At first, those companies were mostly very small companies, run by entrepreneurs taking advantage of early title money flowing into schools. The company I first went to work for, Audio Visual Systems, (Dayton, Ohio) was one of these. I went to work for them in the mid-80s as one of the first employees in a brand-new rental department, which was formed to take advantage of the growing pool of demo equipment that our company had to have to represent these lines.
And this was not unusual. Many of the companies that were members of the National Audio Visual Association (NAVA, later ICIA and now InfoComm) came from the same background. In those days, most audiovisual fans and business cards carried three words: Sales, Service and Rental.
This background gave us a number of advantages, such as access to manufacturing lines at dealer cost, and the demo room populated with equipment that we could steal in the middle of the night. We used to refer to this process as a midnight inventory transfer, although it drove our owner and the salespeople crazy when they would come in the morning and find a gap in the demo rack. The first time we did this, our lead salesperson thought we had been burglarized.
So if they gave us some advantages, it also gave us some disadvantages. The rental department often felt like a redheaded stepchild. We didn’t go to InfoComm, and weren’t included in a lot of meetings. At least not at first. Our rapid growth rate changed all that, along with an internal rental department philosophy that said that it was easier to apologize for something you had already done that it was to get permission to do it. This story will be familiar to a lot of you.
In fact, in an organization where the rental department grew out of a sales organization, a common feeling is that the rental department is treated as a way to do expensive and time-consuming demonstrations for the sales department. We often referred to this derisively as a “freebie.” In organizations that were accustomed to deriving most of their revenue from sales of equipment, the rental department is often treated as a pool of technicians that the sales department can call on whenever they like, and the internal cost of that labor is often not transferred, producing some friction between the departments. The rental departments customers are also often seen as a source of leads for the sales department, especially if they are commissioned, and I have seen several repeat customers move from being rental customers to purchasing setups of their own. This is natural but in many organizations is treated by the rental department as an undesirable result.
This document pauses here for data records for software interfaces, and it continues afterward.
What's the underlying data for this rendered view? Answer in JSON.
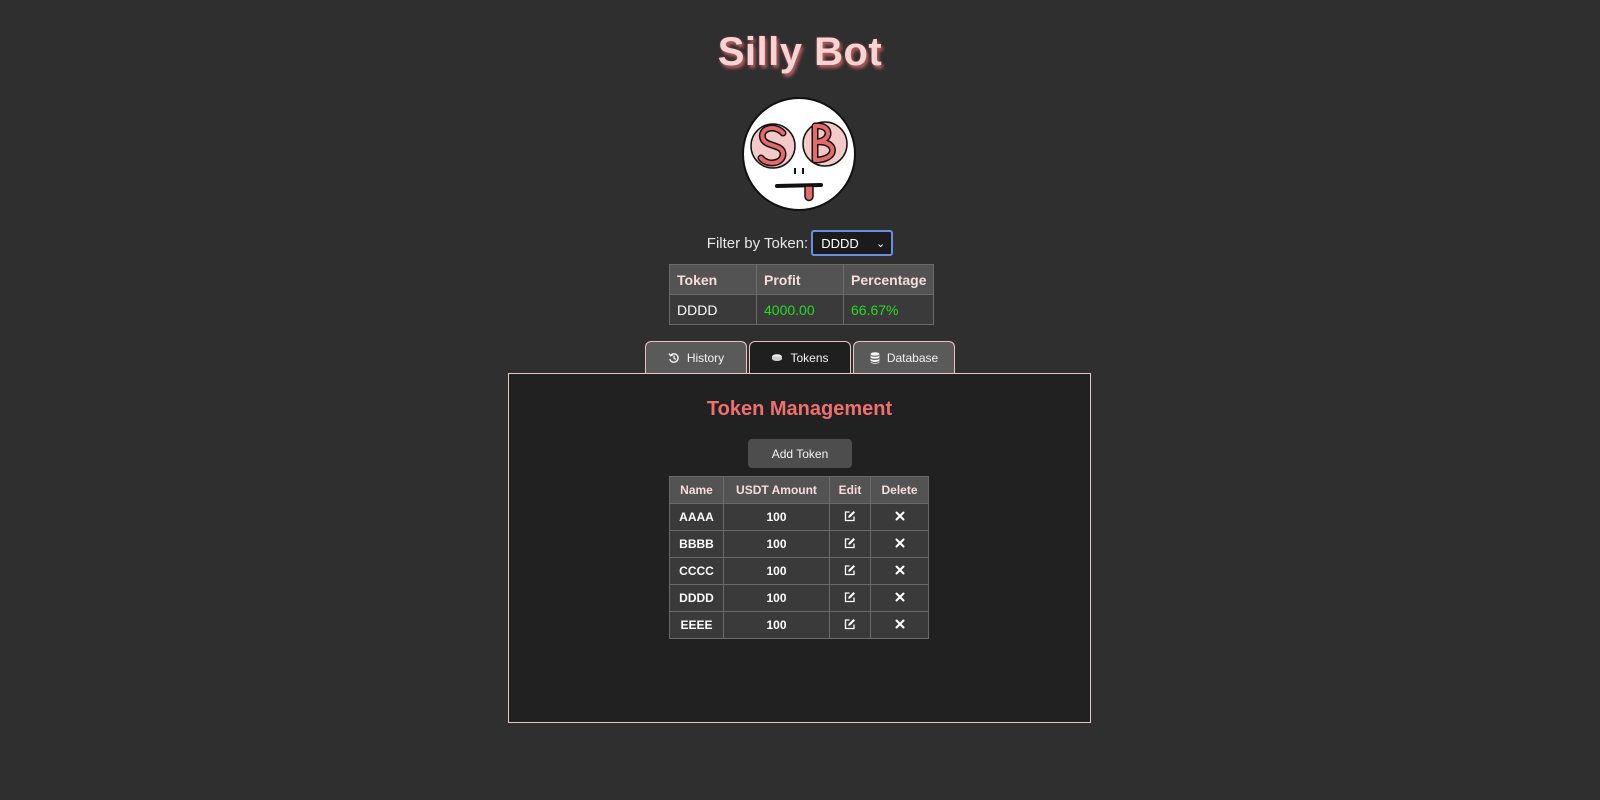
{
  "app": {
    "title": "Silly Bot"
  },
  "filter": {
    "label": "Filter by Token:",
    "selected": "DDDD"
  },
  "summary": {
    "headers": [
      "Token",
      "Profit",
      "Percentage"
    ],
    "row": {
      "token": "DDDD",
      "profit": "4000.00",
      "percentage": "66.67%"
    },
    "positive_color": "#22dd22"
  },
  "tabs": [
    {
      "label": "History",
      "icon": "history-icon",
      "active": false
    },
    {
      "label": "Tokens",
      "icon": "coins-icon",
      "active": true
    },
    {
      "label": "Database",
      "icon": "database-icon",
      "active": false
    }
  ],
  "token_management": {
    "title": "Token Management",
    "add_button": "Add Token",
    "headers": [
      "Name",
      "USDT Amount",
      "Edit",
      "Delete"
    ],
    "rows": [
      {
        "name": "AAAA",
        "amount": "100"
      },
      {
        "name": "BBBB",
        "amount": "100"
      },
      {
        "name": "CCCC",
        "amount": "100"
      },
      {
        "name": "DDDD",
        "amount": "100"
      },
      {
        "name": "EEEE",
        "amount": "100"
      }
    ],
    "edit_icon": "edit-icon",
    "delete_icon": "close-icon"
  },
  "colors": {
    "accent": "#f07070",
    "background": "#2f2f2f",
    "panel": "#212121"
  }
}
In fact, I have worked in several companies that originated in this mold. Each of them had the problem in common that the rental and sales departments felt that the other side of the aisle didn’t understand what they do. In every instance, I have eventually found it necessary to separate the disciplines into separate operating groups each with their own budget and bottom line in order to maintain a happy family and the feeling that the various disciplines were being paid attention to. This separation is often dismissed by owners as being unnecessary and a creation of internal paperwork shuffling between departments, but I have always found the difference worth having.
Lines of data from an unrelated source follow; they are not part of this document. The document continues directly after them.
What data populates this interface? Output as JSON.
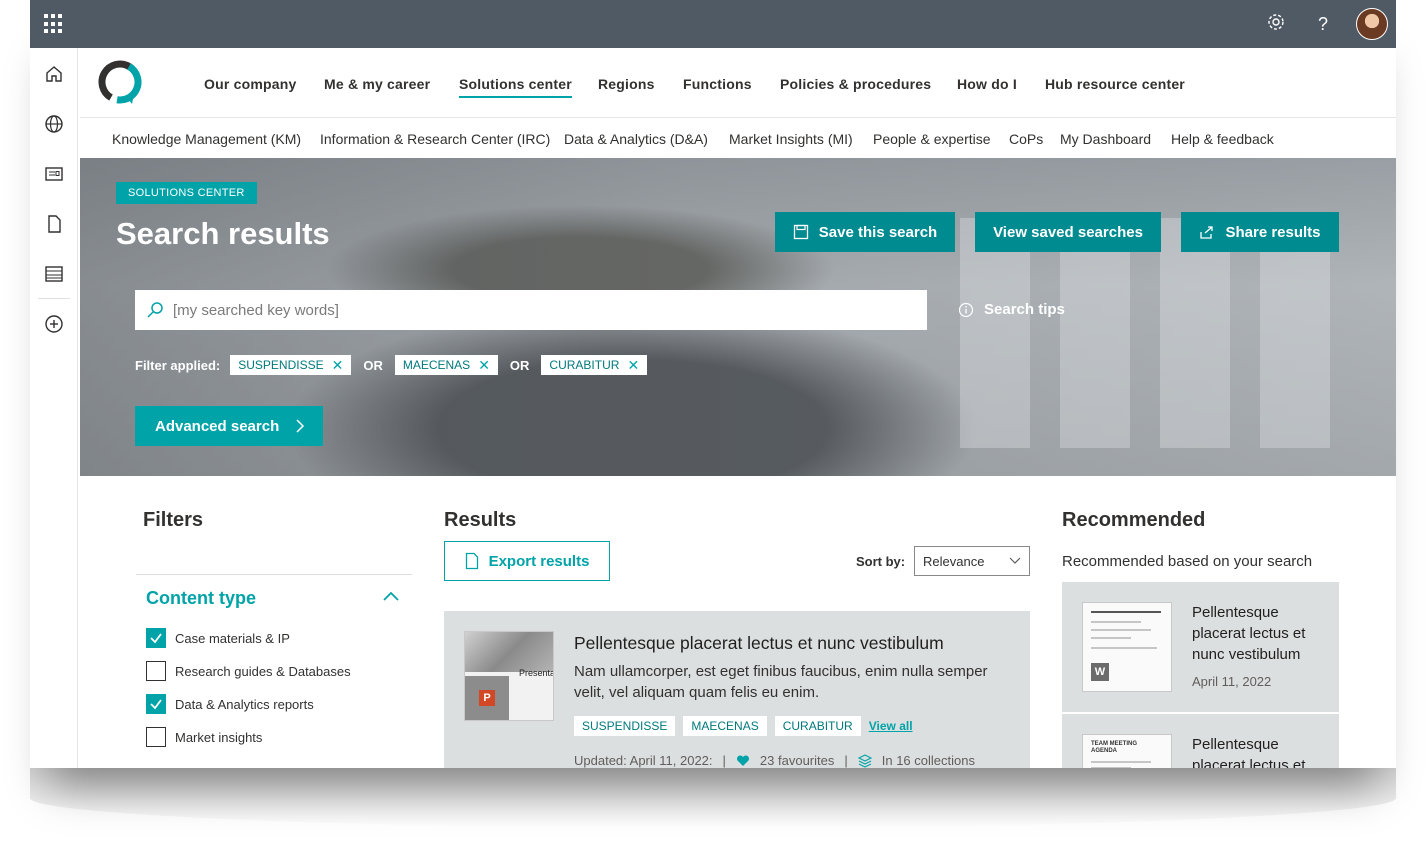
{
  "suite": {
    "settings_icon": "gear-icon",
    "help_label": "?",
    "avatar_icon": "user-avatar"
  },
  "rail": {
    "icons": [
      "home-icon",
      "globe-icon",
      "news-icon",
      "document-icon",
      "list-icon",
      "add-icon"
    ]
  },
  "hubnav": {
    "items": [
      "Our company",
      "Me & my career",
      "Solutions center",
      "Regions",
      "Functions",
      "Policies & procedures",
      "How do I",
      "Hub resource center"
    ],
    "active": "Solutions center"
  },
  "subnav": {
    "items": [
      "Knowledge Management (KM)",
      "Information & Research Center (IRC)",
      "Data & Analytics (D&A)",
      "Market Insights (MI)",
      "People & expertise",
      "CoPs",
      "My Dashboard",
      "Help & feedback"
    ]
  },
  "hero": {
    "badge": "SOLUTIONS CENTER",
    "title": "Search results",
    "save_label": "Save this search",
    "view_saved_label": "View saved searches",
    "share_label": "Share results",
    "search_placeholder": "[my searched key words]",
    "search_tips_label": "Search tips",
    "filter_label": "Filter applied:",
    "or_label": "OR",
    "chips": [
      "SUSPENDISSE",
      "MAECENAS",
      "CURABITUR"
    ],
    "advanced_label": "Advanced search"
  },
  "filters": {
    "heading": "Filters",
    "group_title": "Content type",
    "options": [
      {
        "label": "Case materials & IP",
        "checked": true
      },
      {
        "label": "Research guides & Databases",
        "checked": false
      },
      {
        "label": "Data & Analytics reports",
        "checked": true
      },
      {
        "label": "Market insights",
        "checked": false
      }
    ]
  },
  "results": {
    "heading": "Results",
    "export_label": "Export results",
    "sort_label": "Sort by:",
    "sort_value": "Relevance",
    "items": [
      {
        "thumb_label": "Presenta",
        "thumb_badge": "P",
        "title": "Pellentesque placerat lectus et nunc vestibulum",
        "description": "Nam ullamcorper, est eget finibus faucibus, enim nulla semper velit, vel aliquam quam felis eu enim.",
        "tags": [
          "SUSPENDISSE",
          "MAECENAS",
          "CURABITUR"
        ],
        "view_all": "View all",
        "updated": "Updated: April 11, 2022:",
        "favourites": "23 favourites",
        "collections": "In 16 collections"
      }
    ]
  },
  "recommended": {
    "heading": "Recommended",
    "subheading": "Recommended based on your search",
    "items": [
      {
        "title": "Pellentesque placerat lectus et nunc vestibulum",
        "date": "April 11, 2022",
        "thumb_badge": "W"
      },
      {
        "title": "Pellentesque placerat lectus et",
        "thumb_heading": "TEAM MEETING AGENDA"
      }
    ]
  },
  "colors": {
    "accent": "#00a3a8",
    "accent_dark": "#008b90",
    "suitebar": "#505a64",
    "card_bg": "#dcdfdf"
  }
}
I can see that I’m already running out of space for this article so I’m going to leave this open for next month when we will discuss the good and bad points of a company that grew up as a pure rental and staging company. in the meantime, I look forward to your comments, especially from those of you who have been around long enough to recognize the companies that I’m talking about.